(Data shown Opens)
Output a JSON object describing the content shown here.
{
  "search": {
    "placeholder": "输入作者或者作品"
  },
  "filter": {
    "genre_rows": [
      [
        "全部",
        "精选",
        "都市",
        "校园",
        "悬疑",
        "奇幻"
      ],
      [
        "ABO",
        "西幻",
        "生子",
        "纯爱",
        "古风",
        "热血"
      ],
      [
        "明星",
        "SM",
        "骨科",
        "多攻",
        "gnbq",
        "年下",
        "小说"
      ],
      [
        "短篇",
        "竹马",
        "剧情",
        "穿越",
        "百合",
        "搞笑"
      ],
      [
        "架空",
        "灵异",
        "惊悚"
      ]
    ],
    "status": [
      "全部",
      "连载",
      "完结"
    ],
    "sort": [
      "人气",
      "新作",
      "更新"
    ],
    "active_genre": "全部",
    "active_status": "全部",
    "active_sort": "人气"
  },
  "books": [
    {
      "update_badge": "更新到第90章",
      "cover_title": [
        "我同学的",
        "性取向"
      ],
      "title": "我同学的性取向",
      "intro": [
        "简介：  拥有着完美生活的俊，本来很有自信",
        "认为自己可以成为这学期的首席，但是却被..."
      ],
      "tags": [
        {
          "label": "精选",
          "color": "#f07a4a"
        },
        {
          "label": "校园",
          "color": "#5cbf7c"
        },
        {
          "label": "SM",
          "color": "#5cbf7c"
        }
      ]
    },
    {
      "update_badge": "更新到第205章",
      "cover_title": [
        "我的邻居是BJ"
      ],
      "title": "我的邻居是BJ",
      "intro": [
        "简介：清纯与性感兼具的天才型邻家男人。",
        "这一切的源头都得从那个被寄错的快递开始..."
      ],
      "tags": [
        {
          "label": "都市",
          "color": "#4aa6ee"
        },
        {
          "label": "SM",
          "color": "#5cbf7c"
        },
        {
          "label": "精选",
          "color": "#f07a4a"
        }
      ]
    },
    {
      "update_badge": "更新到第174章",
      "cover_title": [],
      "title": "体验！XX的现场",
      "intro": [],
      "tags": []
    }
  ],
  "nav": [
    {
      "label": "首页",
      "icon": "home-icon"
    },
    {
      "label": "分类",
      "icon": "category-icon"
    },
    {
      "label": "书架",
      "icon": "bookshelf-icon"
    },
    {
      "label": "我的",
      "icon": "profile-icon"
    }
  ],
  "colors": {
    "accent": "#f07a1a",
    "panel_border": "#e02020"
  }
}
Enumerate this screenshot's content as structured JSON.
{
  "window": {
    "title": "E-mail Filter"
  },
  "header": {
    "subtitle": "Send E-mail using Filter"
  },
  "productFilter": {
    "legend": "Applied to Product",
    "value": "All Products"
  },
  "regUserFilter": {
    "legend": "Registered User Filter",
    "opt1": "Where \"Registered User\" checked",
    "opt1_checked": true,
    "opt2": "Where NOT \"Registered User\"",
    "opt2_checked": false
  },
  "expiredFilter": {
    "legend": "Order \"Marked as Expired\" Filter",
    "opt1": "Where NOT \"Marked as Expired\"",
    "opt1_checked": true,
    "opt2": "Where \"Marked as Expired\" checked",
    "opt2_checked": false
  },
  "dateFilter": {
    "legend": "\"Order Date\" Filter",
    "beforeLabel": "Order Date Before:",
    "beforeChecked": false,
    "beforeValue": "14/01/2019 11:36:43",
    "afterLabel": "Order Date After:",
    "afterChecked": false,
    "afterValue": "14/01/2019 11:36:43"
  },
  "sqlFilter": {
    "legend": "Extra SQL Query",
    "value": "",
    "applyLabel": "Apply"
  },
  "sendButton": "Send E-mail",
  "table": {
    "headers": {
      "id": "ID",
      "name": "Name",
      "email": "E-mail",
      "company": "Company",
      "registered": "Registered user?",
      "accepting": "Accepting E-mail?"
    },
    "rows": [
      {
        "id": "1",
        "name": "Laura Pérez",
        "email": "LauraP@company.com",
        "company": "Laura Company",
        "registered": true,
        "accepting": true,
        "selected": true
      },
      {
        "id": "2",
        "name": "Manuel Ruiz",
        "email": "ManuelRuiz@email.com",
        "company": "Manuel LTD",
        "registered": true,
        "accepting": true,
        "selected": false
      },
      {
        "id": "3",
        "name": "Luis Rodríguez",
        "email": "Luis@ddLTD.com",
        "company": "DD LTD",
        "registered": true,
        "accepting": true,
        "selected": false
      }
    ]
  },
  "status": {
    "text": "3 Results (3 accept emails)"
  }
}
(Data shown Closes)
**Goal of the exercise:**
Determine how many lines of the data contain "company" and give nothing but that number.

**Finished exercise:**
5